PROVO, Utah – The mistress of a Utah doctor accused of killing his wife testified Tuesday that she moved into his house nine days after the death and received a marriage proposal and a $7,000 diamond ring from the defendant within months.
The judge allowed prosecutors to aggressively question Gypsy Willis as a hostile witness after they argued she was trying to protect Martin MacNeill with less than truthful answers as he stands trial for murder in the death of his wife Michele MacNeill.
"Are you telling us you don't know anything more about Michele's death?" prosecutor Sam Pead asked.
"That is correct," Willis replied.
MacNeill is accused of hounding his wife to get a face-lift, then administering a lethal combination of drugs for her recovery and helping her into a tub of water in 2007.
In previous testimony, Willis said she traded text messages with the doctor 30 times that day.
Willis said she had been having a casual sexual relationship with MacNeill for 15 months before his wife died. The doctor set her up in a duplex, gave her a debit card for expenses, and helped pay for her schooling as a nursing student, she said.
She was previously asked about a family interview arranged by the doctor, who was looking for someone to care for his four youngest daughters.
"Was there any question you were going to be hired as a nanny?" prosecutor Chad Grunander asked.
Willis smiled before saying she understood that she needed the approval of MacNeill's grown children. Two have testified that they suspected she was a mistress and didn't want her in the house but were overruled by their father.
A drug expert testified last week that Michele MacNeill had four nervous system depressants in her blood that would have had a powerful knockout effect. A cause of death was never established.
Defense lawyers argue she had a heart attack and fell into the tub.
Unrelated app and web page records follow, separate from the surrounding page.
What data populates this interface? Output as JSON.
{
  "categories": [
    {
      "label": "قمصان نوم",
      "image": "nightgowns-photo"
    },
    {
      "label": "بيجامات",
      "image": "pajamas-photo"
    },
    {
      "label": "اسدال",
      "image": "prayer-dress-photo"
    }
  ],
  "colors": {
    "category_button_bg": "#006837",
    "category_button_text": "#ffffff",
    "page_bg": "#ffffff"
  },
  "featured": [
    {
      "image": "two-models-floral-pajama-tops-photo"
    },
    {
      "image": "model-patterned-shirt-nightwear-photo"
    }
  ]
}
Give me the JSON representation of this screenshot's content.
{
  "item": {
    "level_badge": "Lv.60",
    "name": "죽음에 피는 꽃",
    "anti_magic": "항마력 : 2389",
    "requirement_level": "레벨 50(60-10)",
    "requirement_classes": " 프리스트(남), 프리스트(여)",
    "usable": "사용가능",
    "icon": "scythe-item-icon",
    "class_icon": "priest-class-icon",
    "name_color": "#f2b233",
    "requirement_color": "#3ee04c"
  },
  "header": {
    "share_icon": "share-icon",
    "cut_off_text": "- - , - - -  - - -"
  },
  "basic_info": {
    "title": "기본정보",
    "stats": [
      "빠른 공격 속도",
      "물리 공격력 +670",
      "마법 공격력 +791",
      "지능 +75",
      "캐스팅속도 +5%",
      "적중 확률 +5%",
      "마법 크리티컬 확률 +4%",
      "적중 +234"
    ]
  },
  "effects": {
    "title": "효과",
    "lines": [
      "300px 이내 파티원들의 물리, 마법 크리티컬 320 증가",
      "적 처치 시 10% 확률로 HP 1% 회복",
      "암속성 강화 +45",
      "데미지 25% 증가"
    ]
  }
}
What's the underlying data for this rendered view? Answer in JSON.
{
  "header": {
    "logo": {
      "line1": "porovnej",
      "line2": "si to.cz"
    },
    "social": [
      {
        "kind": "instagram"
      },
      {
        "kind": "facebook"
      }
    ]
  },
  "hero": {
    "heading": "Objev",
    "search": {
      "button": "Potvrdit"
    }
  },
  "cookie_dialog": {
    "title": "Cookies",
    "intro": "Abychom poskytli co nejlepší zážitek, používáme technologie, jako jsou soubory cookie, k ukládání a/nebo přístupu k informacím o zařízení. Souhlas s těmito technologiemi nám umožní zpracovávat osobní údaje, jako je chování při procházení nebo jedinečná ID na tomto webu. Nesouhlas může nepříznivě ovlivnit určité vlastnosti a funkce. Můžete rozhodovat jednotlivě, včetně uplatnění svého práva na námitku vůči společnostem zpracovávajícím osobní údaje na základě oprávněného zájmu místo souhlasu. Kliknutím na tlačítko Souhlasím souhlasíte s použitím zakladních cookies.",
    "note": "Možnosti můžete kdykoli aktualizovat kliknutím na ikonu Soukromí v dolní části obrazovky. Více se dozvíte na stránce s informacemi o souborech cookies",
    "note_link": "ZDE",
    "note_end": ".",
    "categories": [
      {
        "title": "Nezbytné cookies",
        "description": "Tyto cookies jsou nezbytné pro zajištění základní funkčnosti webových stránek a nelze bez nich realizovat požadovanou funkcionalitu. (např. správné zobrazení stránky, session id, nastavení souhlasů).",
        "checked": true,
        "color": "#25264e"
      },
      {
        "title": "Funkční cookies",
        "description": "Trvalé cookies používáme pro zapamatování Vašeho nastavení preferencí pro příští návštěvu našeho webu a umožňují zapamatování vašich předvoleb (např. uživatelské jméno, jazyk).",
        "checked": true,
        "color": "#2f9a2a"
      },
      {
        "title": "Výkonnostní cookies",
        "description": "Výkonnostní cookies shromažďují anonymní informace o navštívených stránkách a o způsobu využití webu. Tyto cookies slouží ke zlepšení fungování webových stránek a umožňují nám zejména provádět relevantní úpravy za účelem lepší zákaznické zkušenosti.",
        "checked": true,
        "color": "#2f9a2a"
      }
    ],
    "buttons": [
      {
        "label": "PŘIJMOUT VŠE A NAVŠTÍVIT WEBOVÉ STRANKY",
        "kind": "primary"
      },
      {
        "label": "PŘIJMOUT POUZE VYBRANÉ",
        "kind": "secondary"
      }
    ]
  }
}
Willis was testifying under a deal with prosecutors that kept her out of jail on identity-theft charges. She was accused of taking the identity of one of MacNeill's adopted daughters to escape a debt-heavy credit history.